In the streets Siddhartha saw what is known as the four sights. He was unaware of these four things in his sheltered life in the palace, so seeing them would change him. The first three sights were an old man, a sick man and a corpse. The servant explained each of these things in turn. Siddhartha was surprised to learn that each of us has to face old age, sickness and death. Up until this point, he had no idea.
Then, they call upon an ascetic—a man who had given up worldly pleasures to seek spiritual Enlightenment. This was a holy man and Siddhartha was immediately moved by seeing him. He felt something pulling at his spiritual side. This was the second time that a seed was planted that would lead to his Awakening.
The servant explained to Siddhartha that this holy man was dedicated to seeking the cause of human suffering. Siddhartha didn’t really understand but he knew that this experience was important. The servant told him that there were many holy men like this one and they rejected the dominant paradigm of society, seeking to find their own spiritual truths.
Siddhartha started to realize that the true nature of life was full of suffering. He resolved to conquer suffering, to unleash his true potential, not just for himself but to help all of the suffering people in the world. Soon after this event he left the palace, leaving all of his possessions and wealth behind. He gave up everything to go out and live the life of a spiritual seeker. He resolved to become a great sage.
This was a big sacrifice. Siddhartha’s story sets an example. Buddhism teaches us to give up things that are harmful to us; to give up attachment.
Spiritual seeking was so important to him. He had incredible motivation.
Siddhartha spent time studying with many of the famous holy men of his day. He studied with teachers who were the forerunners of modern Hinduism and Jainism, but he didn’t find what he was looking for. These holy men told him that he should give up everything that his body enjoyed, so that he would be fully focused on the spiritual life. He tried this, living on very little food and spending days at a time meditating. Ultimately he found that the life of giving up everything didn’t accomplish his goals. It was no better than always indulging in pleasure.
He learned from several different spiritual teachers. In each case he stayed with them until they told him they had taught him everything and he realized he had to find his own way.
He sat under a tree meditating, focusing on finding the truth. He realized that the truth was within, so that’s where he decided to look. So, he sat and resolved to not get up from beneath this tree until he became Enlightened.
He came to a realization that Enlightenment is a middle way—a way between the extremes of self indulgence and self denial.
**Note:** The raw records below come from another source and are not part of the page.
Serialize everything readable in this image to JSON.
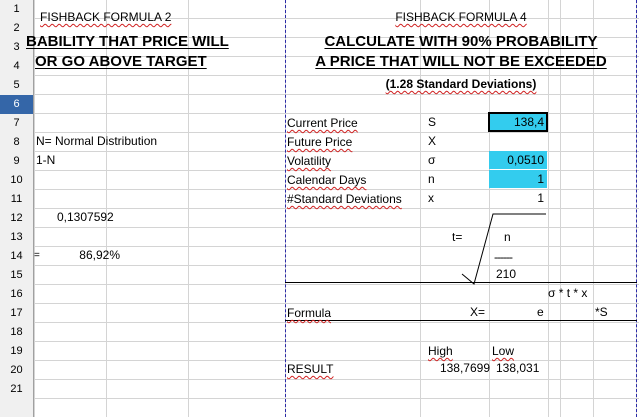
{
  "rows": [
    "1",
    "2",
    "3",
    "4",
    "5",
    "6",
    "7",
    "8",
    "9",
    "10",
    "11",
    "12",
    "13",
    "14",
    "15",
    "16",
    "17",
    "18",
    "19",
    "20",
    "21"
  ],
  "selected_row": "6",
  "left": {
    "title": "FISHBACK FORMULA 2",
    "heading1": "BABILITY THAT PRICE WILL",
    "heading2": "OR GO ABOVE TARGET",
    "n_label": "N= Normal Distribution",
    "one_minus_n": "1-N",
    "value1": "0,1307592",
    "eq": "=",
    "result_pct": "86,92%"
  },
  "right": {
    "title": "FISHBACK FORMULA 4",
    "heading1": "CALCULATE WITH 90% PROBABILITY",
    "heading2": "A PRICE THAT WILL NOT BE EXCEEDED",
    "subheading": "(1.28 Standard Deviations)",
    "inputs": [
      {
        "label": "Current Price",
        "sym": "S",
        "value": "138,4"
      },
      {
        "label": "Future Price",
        "sym": "X",
        "value": ""
      },
      {
        "label": "Volatility",
        "sym": "σ",
        "value": "0,0510"
      },
      {
        "label": "Calendar Days",
        "sym": "n",
        "value": "1"
      },
      {
        "label": "#Standard Deviations",
        "sym": "x",
        "value": "1"
      }
    ],
    "t_eq": "t=",
    "t_num": "n",
    "t_line": "------",
    "t_den": "210",
    "exponent": "σ * t * x",
    "formula_label": "Formula",
    "x_eq": "X=",
    "e_sym": "e",
    "s_mult": "*S",
    "high_label": "High",
    "low_label": "Low",
    "result_label": "RESULT",
    "high_value": "138,7699",
    "low_value": "138,031"
  }
}
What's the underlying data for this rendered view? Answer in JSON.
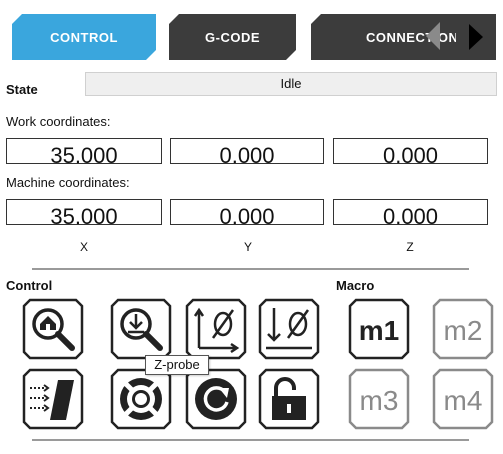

To indulge in every possible pleasure couldn’t lead to spiritual truths. It only leads to a life of constant distraction. To live a life of extreme denial doesn’t lead to spiritual truths either, only to more suffering.
We say he discovered the path, but really it was more of a discovery. Buddhist teachings are fundamental truths about the human experience.
We can all see them if we look within.
Photo: Marco Abis/Flickr
Editor: Dana Gornall
He was trained and certified as a meditation teacher at the Rime Buddhist Center, where he also spent four years teaching kids about Buddhism and meditation practice. He received additional training in the Zen tradition, both as a Monk in the Korean Zen tradition and as a lay teacher in the Caodong Chan tradition.
He has taken Bodhisattva Vows and the precepts of a lay zen teacher.
His work is dedicated to both sharing his own story and presenting a variety of Buddhist teachings in a way that shows how they are applicable to real life.
Find out more about Daniel on his blog and connect with him on Facebook, Youtube,andTwitter
Latest posts by Daniel Scharpenburg (see all)
- The First Buddhist Teaching: The Four Noble Truths - October 11, 2017
- Equanimity in Adversity: A Zen Story about Wild Horses - October 4, 2017
- Awake in the City - September 3, 2017